Thank you to my sister Susan, for attending the opening of the “All Stitched Up” show in the Collins Library at the University of Puget Sound, on September 14th. Too far for me to travel in this moment, especially as were driving back from the Bay Area at that time!
“To stitch is to join together, to mend, or fasten as with stitches – to sew. To stitch is to bring together fabric, paper, wounds of the body, or cultural divides. Stitching can be an act of healing, hope, practicality, creativity, and revolution. All Stitched Up recognizes and celebrates the work of book artists’ where stitching has become an integral part of the visual design.” — Curators Catherine Alice Michaelis, Jane A. Carlin, and Diana Weymar
Susan took some great pictures, which is critical, as artist books, indeed, any kind of book, is challenging to display, being composed of so many different parts, all of which cannot be seen at the same time. Such is the magic and mystery of this old technology, the book.
Judging from this shelf, the show was themed in different ways, including color and materials.
Hey Susan…thank you! (Great haircut too…)
Susan even took a shot of my page in the catalog. Cool! I ordered the catalog, a great effort put together by Curator Catherine Alice Michaelis. Great way to support the show and celebrate the works it brought together.
Story Time: BedTime Story I
I showed a work titled “BedTime Story I“, featuring, or shall I say employing tiny masks; faces of clay, made by my Mother, the ceramicist Judy Disman.
My Mom had made these tiny faces of clay expressly for me to use in and on my artists’ books, even making tiny holes in them so they could be sewed into and onto the book structures and become integral to them.
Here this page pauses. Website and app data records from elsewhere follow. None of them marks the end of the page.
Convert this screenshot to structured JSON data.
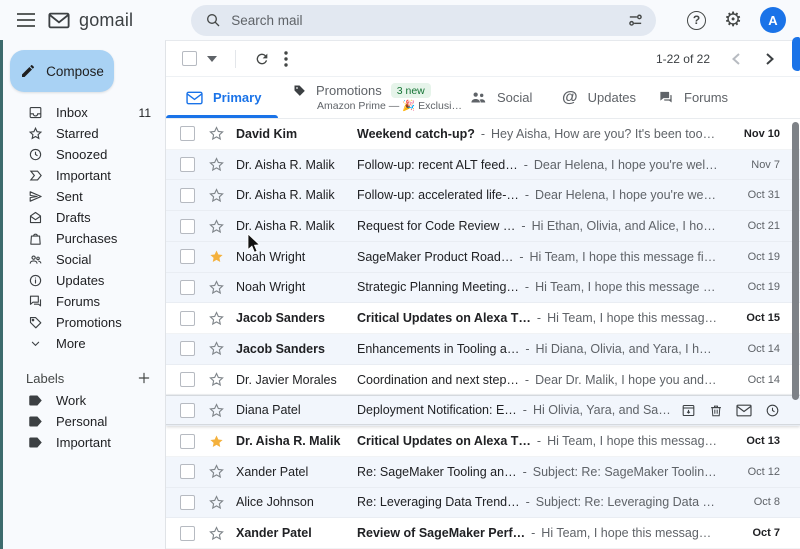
{
  "topbar": {
    "app_name": "gomail",
    "search_placeholder": "Search mail",
    "help_glyph": "?",
    "gear_glyph": "⚙",
    "avatar_letter": "A"
  },
  "toolbar": {
    "pagination": "1-22 of 22"
  },
  "sidebar": {
    "compose_label": "Compose",
    "items": [
      {
        "label": "Inbox",
        "count": "11",
        "icon": "inbox-icon"
      },
      {
        "label": "Starred",
        "icon": "star-icon"
      },
      {
        "label": "Snoozed",
        "icon": "clock-icon"
      },
      {
        "label": "Important",
        "icon": "important-icon"
      },
      {
        "label": "Sent",
        "icon": "send-icon"
      },
      {
        "label": "Drafts",
        "icon": "draft-icon"
      },
      {
        "label": "Purchases",
        "icon": "shopping-bag-icon"
      },
      {
        "label": "Social",
        "icon": "people-icon"
      },
      {
        "label": "Updates",
        "icon": "info-icon"
      },
      {
        "label": "Forums",
        "icon": "chat-icon"
      },
      {
        "label": "Promotions",
        "icon": "tag-icon"
      },
      {
        "label": "More",
        "icon": "chevron-down-icon"
      }
    ],
    "labels_header": "Labels",
    "labels": [
      "Work",
      "Personal",
      "Important"
    ]
  },
  "tabs": [
    {
      "label": "Primary",
      "active": true,
      "icon": "envelope-icon"
    },
    {
      "label": "Promotions",
      "badge": "3 new",
      "subtitle": "Amazon Prime — 🎉 Exclusi…",
      "icon": "tag-icon"
    },
    {
      "label": "Social",
      "icon": "people-icon"
    },
    {
      "label": "Updates",
      "icon_glyph": "@"
    },
    {
      "label": "Forums",
      "icon": "chat-icon"
    }
  ],
  "list": {
    "separator": "-"
  },
  "hover_actions": [
    "archive-icon",
    "trash-icon",
    "envelope-icon",
    "clock-icon"
  ],
  "emails": [
    {
      "sender": "David Kim",
      "subject": "Weekend catch-up?",
      "snippet": "Hey Aisha, How are you? It's been too long — I kee…",
      "date": "Nov 10",
      "unread": true,
      "starred": false,
      "tinted": false
    },
    {
      "sender": "Dr. Aisha R. Malik",
      "subject": "Follow-up: recent ALT feed…",
      "snippet": "Dear Helena, I hope you're well — and th…",
      "date": "Nov 7",
      "unread": false,
      "starred": false,
      "tinted": true
    },
    {
      "sender": "Dr. Aisha R. Malik",
      "subject": "Follow-up: accelerated life-…",
      "snippet": "Dear Helena, I hope you're well. Thank y…",
      "date": "Oct 31",
      "unread": false,
      "starred": false,
      "tinted": true
    },
    {
      "sender": "Dr. Aisha R. Malik",
      "subject": "Request for Code Review …",
      "snippet": "Hi Ethan, Olivia, and Alice, I hope this me…",
      "date": "Oct 21",
      "unread": false,
      "starred": false,
      "tinted": true
    },
    {
      "sender": "Noah Wright",
      "subject": "SageMaker Product Road…",
      "snippet": "Hi Team, I hope this message finds you w…",
      "date": "Oct 19",
      "unread": false,
      "starred": true,
      "tinted": true
    },
    {
      "sender": "Noah Wright",
      "subject": "Strategic Planning Meeting…",
      "snippet": "Hi Team, I hope this message finds you w…",
      "date": "Oct 19",
      "unread": false,
      "starred": false,
      "tinted": true
    },
    {
      "sender": "Jacob Sanders",
      "subject": "Critical Updates on Alexa T…",
      "snippet": "Hi Team, I hope this message finds you w…",
      "date": "Oct 15",
      "unread": true,
      "starred": false,
      "tinted": false
    },
    {
      "sender": "Jacob Sanders",
      "subject": "Enhancements in Tooling a…",
      "snippet": "Hi Diana, Olivia, and Yara, I hope this me…",
      "date": "Oct 14",
      "unread": false,
      "bold_sender": true,
      "starred": false,
      "tinted": true
    },
    {
      "sender": "Dr. Javier Morales",
      "subject": "Coordination and next step…",
      "snippet": "Dear Dr. Malik, I hope you and the SOFC …",
      "date": "Oct 14",
      "unread": false,
      "starred": false,
      "tinted": false
    },
    {
      "sender": "Diana Patel",
      "subject": "Deployment Notification: E…",
      "snippet": "Hi Olivia, Yara, and Samuel, I hope this m…",
      "date": "",
      "unread": false,
      "starred": false,
      "tinted": true,
      "hovered": true
    },
    {
      "sender": "Dr. Aisha R. Malik",
      "subject": "Critical Updates on Alexa T…",
      "snippet": "Hi Team, I hope this message finds you w…",
      "date": "Oct 13",
      "unread": true,
      "starred": true,
      "tinted": false
    },
    {
      "sender": "Xander Patel",
      "subject": "Re: SageMaker Tooling an…",
      "snippet": "Subject: Re: SageMaker Tooling and Infra…",
      "date": "Oct 12",
      "unread": false,
      "starred": false,
      "tinted": true
    },
    {
      "sender": "Alice Johnson",
      "subject": "Re: Leveraging Data Trend…",
      "snippet": "Subject: Re: Leveraging Data Trends to E…",
      "date": "Oct 8",
      "unread": false,
      "starred": false,
      "tinted": true
    },
    {
      "sender": "Xander Patel",
      "subject": "Review of SageMaker Perf…",
      "snippet": "Hi Team, I hope this message finds you w…",
      "date": "Oct 7",
      "unread": true,
      "starred": false,
      "tinted": false
    }
  ],
  "colors": {
    "accent": "#1a73e8",
    "compose_bg": "#a9d2f4",
    "badge_bg": "#e6f4ea",
    "badge_text": "#137333",
    "star": "#f4b13d",
    "read_row_bg": "#f2f6fc"
  }
}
The faces were a natural for a piece about “bed”, and made the book into a more literal narrative then I had originally intended. I work fairly abstractly, though still in a loose book format, and the addition of representational elements changed the feeling of the piece. It could then be “read” more literally.
The faces even became interactive, with two of them contemplating each other.
Others became sentinels, gazing benevolently out from their “beds”.
Far from creating an image of sleep, the faces express the experience of being wide awake, perhaps listening to, creating, or becoming a story. A bed time story.
The faces become the actors in the story, played out through the pages of the book. Each viewer will read the story in their own way, and reach their own conclusions about it.
We may wonder what the beings or characters expressed or indicated by the faces are thinking, and if they are having sleepless nights. Perhaps they are worried under their smiling visages. Perhaps they are presenting to us a mask, and there are dreams and roiling emotions, even nightmares, underneath.
Perhaps formal, textural, decorative, haptic or totemic qualities of the work will prevail for some. In any event, BedTime Story I was a pleasure to make.
Again, Mom, thank you for the collaboration, and for creating these tiny pieces for me.
It was great to work with you. Sweet dreams.